The second consideration for the court determining child support is whether each party enjoys substantial time-sharing with the minor child. The easiest way to think of this is that a party who is enjoying 50-50 custody with the other parent should essentially be supporting the minor child through their own finances 50% of the time. In short, this is a wholly mathematical determination, which we discuss elsewhere in our Tampa divorce attorney blog, which we invite you to explore.
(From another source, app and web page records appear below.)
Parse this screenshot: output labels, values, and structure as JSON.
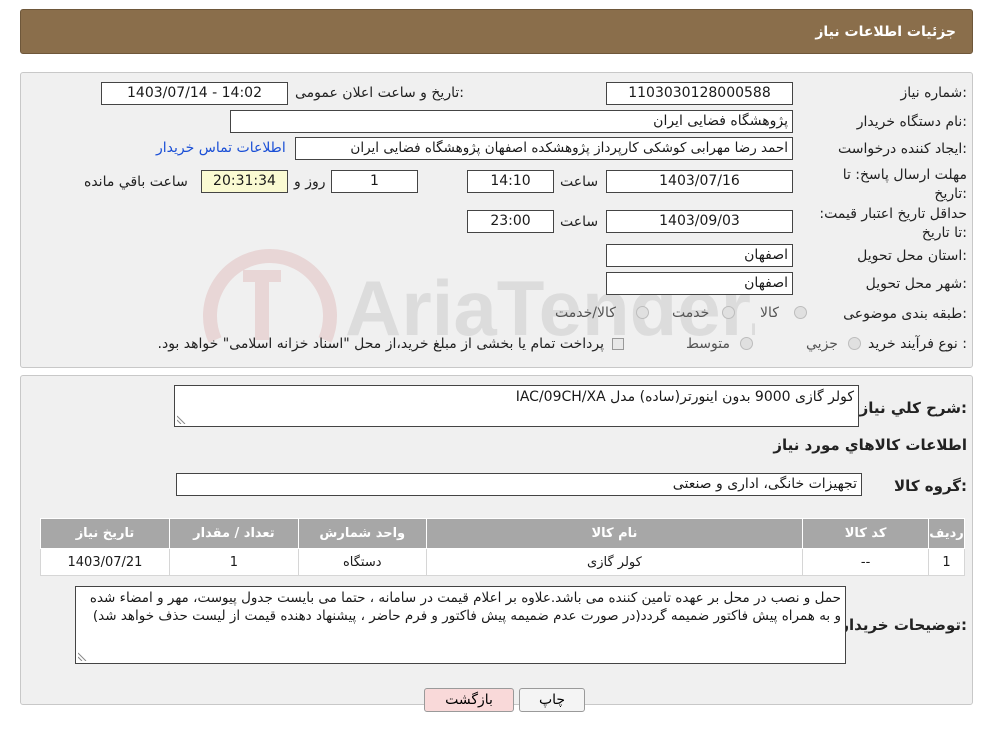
{
  "header": {
    "title": "جزئیات اطلاعات نیاز"
  },
  "form": {
    "need_number_label": "شماره نیاز:",
    "need_number": "1103030128000588",
    "announce_label": "تاریخ و ساعت اعلان عمومی:",
    "announce_value": "1403/07/14 - 14:02",
    "buyer_org_label": "نام دستگاه خریدار:",
    "buyer_org": "پژوهشگاه فضایی ایران",
    "requester_label": "ایجاد کننده درخواست:",
    "requester": "احمد رضا مهرابی کوشکی کارپرداز پژوهشکده اصفهان پژوهشگاه فضایی ایران",
    "contact_link": "اطلاعات تماس خریدار",
    "deadline_label": "مهلت ارسال پاسخ: تا تاریخ:",
    "deadline_date": "1403/07/16",
    "time_label": "ساعت",
    "deadline_time": "14:10",
    "days_value": "1",
    "days_label": "روز و",
    "remaining_time": "20:31:34",
    "remaining_label": "ساعت باقي مانده",
    "validity_label": "حداقل تاریخ اعتبار قیمت: تا تاریخ:",
    "validity_date": "1403/09/03",
    "validity_time": "23:00",
    "province_label": "استان محل تحویل:",
    "province": "اصفهان",
    "city_label": "شهر محل تحویل:",
    "city": "اصفهان",
    "category_label": "طبقه بندی موضوعی:",
    "category_options": [
      "کالا",
      "خدمت",
      "کالا/خدمت"
    ],
    "process_label": "نوع فرآیند خرید :",
    "process_options": [
      "جزيي",
      "متوسط"
    ],
    "payment_note": "پرداخت تمام یا بخشی از مبلغ خرید،از محل \"اسناد خزانه اسلامی\" خواهد بود."
  },
  "summary": {
    "description_label": "شرح کلي نياز:",
    "description": "کولر گازی 9000  بدون اینورتر(ساده) مدل IAC/09CH/XA",
    "goods_info_title": "اطلاعات کالاهاي مورد نياز",
    "goods_group_label": "گروه کالا:",
    "goods_group": "تجهیزات خانگی، اداری و صنعتی"
  },
  "table": {
    "headers": [
      "رديف",
      "کد کالا",
      "نام کالا",
      "واحد شمارش",
      "تعداد / مقدار",
      "تاريخ نياز"
    ],
    "rows": [
      [
        "1",
        "--",
        "کولر گازی",
        "دستگاه",
        "1",
        "1403/07/21"
      ]
    ]
  },
  "buyer_notes": {
    "label": "توضیحات خریدار:",
    "text": "حمل و نصب در محل بر عهده تامین کننده می باشد.علاوه بر اعلام قیمت در سامانه ، حتما می بایست جدول پیوست، مهر و امضاء شده و به همراه پیش فاکتور ضمیمه گردد(در صورت عدم ضمیمه پیش فاکتور و فرم حاضر ، پیشنهاد دهنده قیمت از لیست حذف خواهد شد)"
  },
  "buttons": {
    "print": "چاپ",
    "back": "بازگشت"
  },
  "watermark": {
    "text": "AriaTender.neT"
  },
  "colors": {
    "header": "#8a6e4b",
    "link": "#1a4fd6",
    "back_button": "#f9d9d9",
    "table_header": "#a7a7a7"
  }
}
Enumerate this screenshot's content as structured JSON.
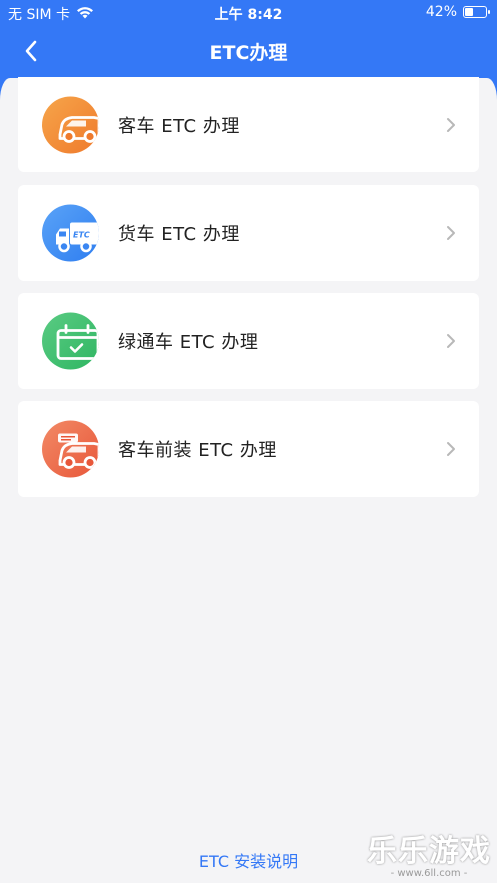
{
  "status_bar": {
    "carrier": "无 SIM 卡",
    "time": "上午 8:42",
    "battery_percent": "42%",
    "battery_level": 0.42
  },
  "nav": {
    "title": "ETC办理",
    "back_icon": "chevron-left-icon"
  },
  "items": [
    {
      "label": "客车 ETC 办理",
      "icon": "car-icon",
      "color": "#f28a3c"
    },
    {
      "label": "货车 ETC 办理",
      "icon": "truck-icon",
      "color": "#3c8cf2"
    },
    {
      "label": "绿通车 ETC 办理",
      "icon": "calendar-check-icon",
      "color": "#3fbf6f"
    },
    {
      "label": "客车前装 ETC 办理",
      "icon": "car-preinstall-icon",
      "color": "#ee6a4c"
    }
  ],
  "footer": {
    "link": "ETC 安装说明"
  },
  "watermark": {
    "text": "乐乐游戏",
    "sub": "- www.6ll.com -"
  },
  "colors": {
    "accent": "#3478f6",
    "background": "#f4f4f6"
  }
}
Next, the court will take into consideration costs, which in our experience; we deem “other costs” from parents for children. This includes the cost of uncovered medical expenses, day care, health insurance, and in some situations, other costs based on the unique circumstances of the case. Again, the rationale behind this is that a parent paying $300 a month for health insurance for a minor child, they should receive some sort of reward or credit in one’s child support guidelines and calculations. In our experience, the easiest way to think of this is a teeter-totter, as one continues to pay these other costs for uncovered medical expenses or day care expenses, the teeter-totter re-adjusts itself, putting more of a financial onus and burden on the other party.
Ultimately, once the combined incomes of the parties are calculated, the Florida Legislature has provided a child support amount that should be expected each month, given the number of children between the parents. This is the classic grid formula that everyone who has done any calculation of child support has reviewed online through a variety of websites, this one included. This grid only gives the monthly amount the Legislature thought was an appropriate monthly support amount, then the court must make the determination based on the incomes of the parties as to which percentage of that amount each party is responsible for.
If you or someone you know has questions concerning calculations of child support, in their Tampa divorce or family law case, contact the Tampa divorce attorneys of Hackworth Law for a free case consultation. For your convenience, we have attached a link to a mock child support calculator. We’ve handled hundreds of family law matters in the Tampa Bay area, and look forward to working with you to ensure your rights are protected. If you would like to contact one of our Tampa divorce attorneys immediately, please use the “contact us now” in the upper right hand corner of our website. We appreciate your time in checking out our blog and we look forward to hearing from you.